In Friday’s statement, Iran and Saudi Arabia said they “thank the Republic of Iraq and the Sultanate of Oman for hosting the talks held between the two sides in 2021 and 2022 as well as the leaders and government of the People’s Republic of China for hosting and supporting the talks held in that country”.
Welcoming the trilateral statement, Oman hoped that resumption of ties will contribute to strengthening the pillars of security and stability in the region and consolidating positive and constructive cooperation that benefit all peoples of the region and the world.
H E Sayyid Badr al Busaidi, Foreign Minister, received a phone call from his Iranian counterpart Hossein Amir-Abdollahian on Friday, when the latter thanked Oman for hosting Saudi-Iran talks in Muscat, which culminated in the agreement to resume diplomatic relations.
Iran, Saudi to restore ties
Regional powerhouses Iran and Saudi Arabia agreed on Friday to restore ties and reopen diplomatic missions in a surprise, Chinese-brokered announcement that could have wide-ranging implications across the Middle East.
In a trilateral statement, Iran and Saudi Arabia said they would reopen embassies and missions within two months and implement security and economic cooperation deals signed more than 20 years ago.
Riyadh cut ties after Iranian protesters attacked Saudi diplomatic missions in 2016 following the Saudi execution of revered Shiite cleric Nimr al-Nimr – just one in a series of flashpoints between the two longstanding rivals.
Friday’s announcement, which follows five days of previously unannounced talks in Beijing and several rounds of dialogue in Iraq and Oman, caps a broader realignment and efforts to ease tensions in the region.
“Following talks, the Islamic Republic of Iran and the Kingdom of Saudi Arabia have agreed to resume diplomatic relations and reopen embassies and missions within two months,” said the joint statement, which was published by both countries’ official media.
The detente between Saudi Arabia, the world’s biggest oil exporter, and Iran, a pariah for Western governments over its nuclear activities, has the potential to reshape relations across the region.
Iran and Saudi Arabia support rival sides in several conflict zones including Yemen, where the Huthi rebels are backed by Tehran and Riyadh leads a military coalition supporting the government.

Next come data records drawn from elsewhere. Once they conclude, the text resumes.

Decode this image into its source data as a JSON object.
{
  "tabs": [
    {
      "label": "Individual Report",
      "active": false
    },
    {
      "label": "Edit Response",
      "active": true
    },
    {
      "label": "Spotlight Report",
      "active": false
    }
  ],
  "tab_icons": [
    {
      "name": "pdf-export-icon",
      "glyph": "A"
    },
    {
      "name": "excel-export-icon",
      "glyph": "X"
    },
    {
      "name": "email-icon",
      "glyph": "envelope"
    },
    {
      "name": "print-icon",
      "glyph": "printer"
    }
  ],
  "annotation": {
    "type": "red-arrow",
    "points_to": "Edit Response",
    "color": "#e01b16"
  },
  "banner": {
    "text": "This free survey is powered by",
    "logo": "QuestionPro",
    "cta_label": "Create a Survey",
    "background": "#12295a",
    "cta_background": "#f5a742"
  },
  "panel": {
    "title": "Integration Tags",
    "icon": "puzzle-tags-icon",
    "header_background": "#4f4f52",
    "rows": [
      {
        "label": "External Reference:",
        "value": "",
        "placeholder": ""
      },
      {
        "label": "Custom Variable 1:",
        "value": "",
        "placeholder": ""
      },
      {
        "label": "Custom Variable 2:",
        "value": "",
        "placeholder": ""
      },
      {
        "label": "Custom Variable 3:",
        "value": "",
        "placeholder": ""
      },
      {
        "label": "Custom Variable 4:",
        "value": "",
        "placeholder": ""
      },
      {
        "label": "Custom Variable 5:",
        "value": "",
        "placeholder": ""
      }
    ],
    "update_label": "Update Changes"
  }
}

The two sides also vie for influence in Syria, Lebanon and Iraq.
“It kind of sets the scene for the region’s two superpowers to start to hash out their differences,” said Dina Esfandiary of the International Crisis Group.
“The potential downside of that, of course, is that if they are the ones who are divvying up the region and sorting things out amongst themselves, you start to lose sight of regional contexts and grievances, which could potentially be problematic.”
Iran’s Foreign Minister Hossein Amir-Abdollahian welcomed the rapprochement and said Tehran will “actively prepare other regional initiatives”.
He tweeted, “The return to normal relations between Tehran and Riyadh offers great opportunities to the two countries, the region and the Muslim world.”
Saudi Arabia’s top diplomat Prince Faisal bin Farhan al Saud said the agreement stems from the kingdom’s preference for “political solutions and dialogue” – an approach it wants to see become the norm in the region.
The White House welcomed the deal, but said it remains to be seen whether the Iranians will “meet their obligations”.